The lines needed are those below that contain the word "name"; copy each one.

Interface dataset entries
────────────────────

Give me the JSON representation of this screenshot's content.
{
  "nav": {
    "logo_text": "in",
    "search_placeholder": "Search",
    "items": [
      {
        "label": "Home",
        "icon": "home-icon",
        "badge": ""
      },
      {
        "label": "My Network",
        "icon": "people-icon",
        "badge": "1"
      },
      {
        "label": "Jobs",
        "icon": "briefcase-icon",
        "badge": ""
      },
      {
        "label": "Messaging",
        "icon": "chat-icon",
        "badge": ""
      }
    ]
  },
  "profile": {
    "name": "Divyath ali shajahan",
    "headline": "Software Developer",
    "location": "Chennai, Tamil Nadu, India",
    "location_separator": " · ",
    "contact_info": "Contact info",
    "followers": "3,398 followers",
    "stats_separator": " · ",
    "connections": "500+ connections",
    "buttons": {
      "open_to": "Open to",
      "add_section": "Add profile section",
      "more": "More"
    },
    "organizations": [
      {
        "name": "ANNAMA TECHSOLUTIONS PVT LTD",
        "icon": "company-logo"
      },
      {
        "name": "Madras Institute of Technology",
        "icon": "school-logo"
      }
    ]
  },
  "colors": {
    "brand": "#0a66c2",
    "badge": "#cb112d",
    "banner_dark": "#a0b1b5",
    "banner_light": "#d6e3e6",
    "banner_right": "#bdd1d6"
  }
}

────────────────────

Solution to this exercise:
    "name": "Divyath ali shajahan",
        "name": "ANNAMA TECHSOLUTIONS PVT LTD",
        "name": "Madras Institute of Technology",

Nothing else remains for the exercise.